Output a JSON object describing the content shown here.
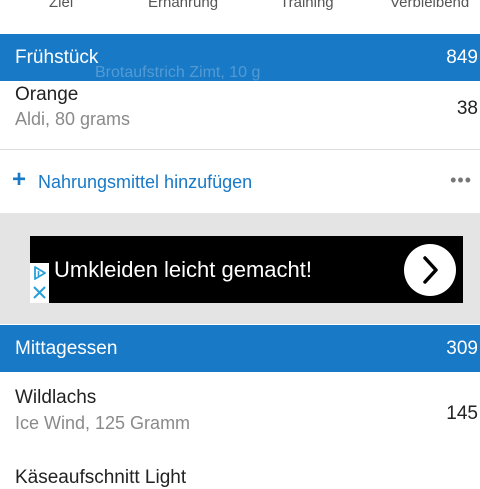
{
  "summary": {
    "goal_label": "Ziel",
    "food_label": "Ernährung",
    "exercise_label": "Training",
    "remaining_label": "Verbleibend"
  },
  "breakfast": {
    "title": "Frühstück",
    "calories": "849",
    "ghost_text": "Brotaufstrich Zimt, 10 g",
    "items": [
      {
        "name": "Orange",
        "detail": "Aldi, 80 grams",
        "calories": "38"
      }
    ],
    "add_label": "Nahrungsmittel hinzufügen",
    "more_icon": "more-horizontal-icon"
  },
  "ad": {
    "text": "Umkleiden leicht gemacht!",
    "icons": [
      "adchoices-icon",
      "close-icon",
      "chevron-right-icon"
    ]
  },
  "lunch": {
    "title": "Mittagessen",
    "calories": "309",
    "items": [
      {
        "name": "Wildlachs",
        "detail": "Ice Wind, 125 Gramm",
        "calories": "145"
      },
      {
        "name": "Käseaufschnitt Light"
      }
    ]
  },
  "colors": {
    "accent": "#1879c6",
    "ad_background": "#000000",
    "separator_area": "#e4e4e4"
  }
}
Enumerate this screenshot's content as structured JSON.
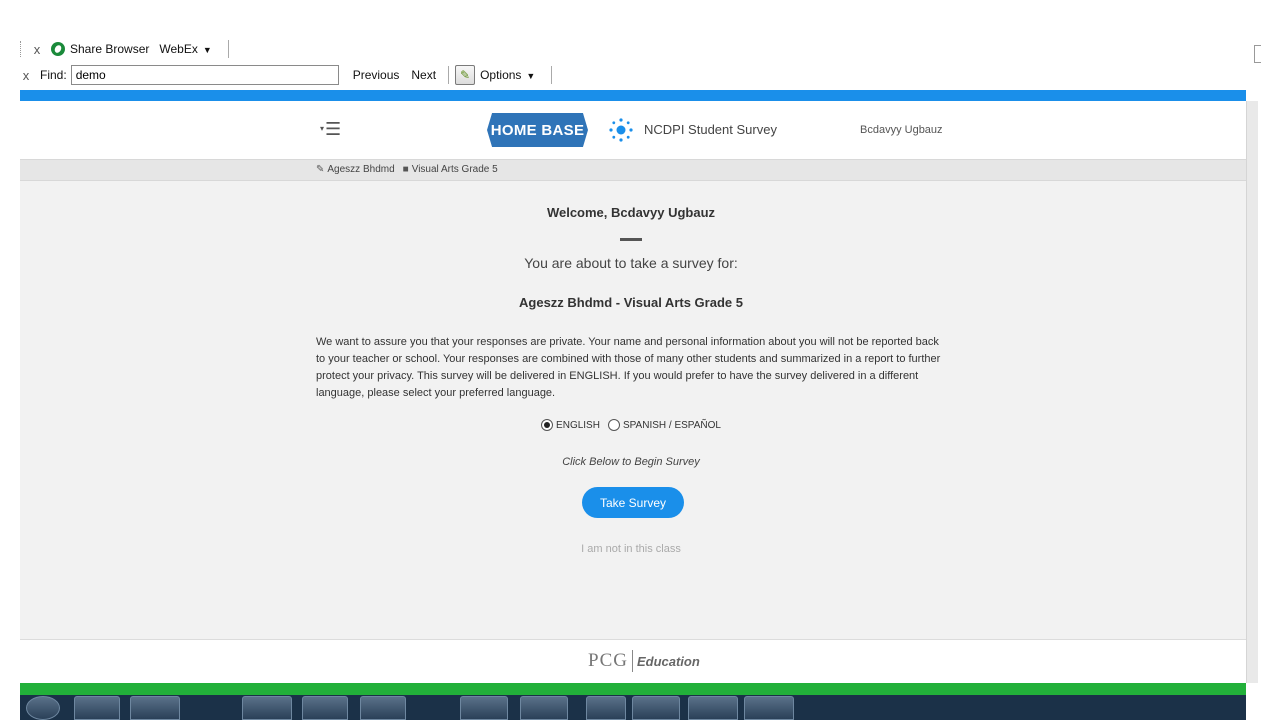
{
  "browser_toolbar": {
    "share_browser": "Share Browser",
    "webex": "WebEx",
    "find_label": "Find:",
    "find_value": "demo",
    "previous": "Previous",
    "next": "Next",
    "options": "Options",
    "close_glyph": "x"
  },
  "header": {
    "logo": "HOME BASE",
    "survey_title": "NCDPI Student Survey",
    "user_name": "Bcdavyy Ugbauz",
    "menu_glyph": "☰",
    "menu_caret": "▾"
  },
  "breadcrumb": {
    "items": [
      {
        "label": "Ageszz Bhdmd",
        "icon": "edit-icon"
      },
      {
        "label": "Visual Arts Grade 5",
        "icon": "book-icon"
      }
    ]
  },
  "main": {
    "welcome": "Welcome, Bcdavyy Ugbauz",
    "about": "You are about to take a survey for:",
    "class_name": "Ageszz Bhdmd - Visual Arts Grade 5",
    "privacy_text": "We want to assure you that your responses are private. Your name and personal information about you will not be reported back to your teacher or school. Your responses are combined with those of many other students and summarized in a report to further protect your privacy. This survey will be delivered in ENGLISH. If you would prefer to have the survey delivered in a different language, please select your preferred language.",
    "languages": [
      {
        "label": "ENGLISH",
        "selected": true
      },
      {
        "label": "SPANISH / ESPAÑOL",
        "selected": false
      }
    ],
    "click_below": "Click Below to Begin Survey",
    "take_survey": "Take Survey",
    "not_in_class": "I am not in this class"
  },
  "footer": {
    "pcg": "PCG",
    "education": "Education"
  },
  "colors": {
    "accent": "#1a8fea",
    "logo_blue": "#2f74b8",
    "taskbar_green": "#22b03a"
  }
}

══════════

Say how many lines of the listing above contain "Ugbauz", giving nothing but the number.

2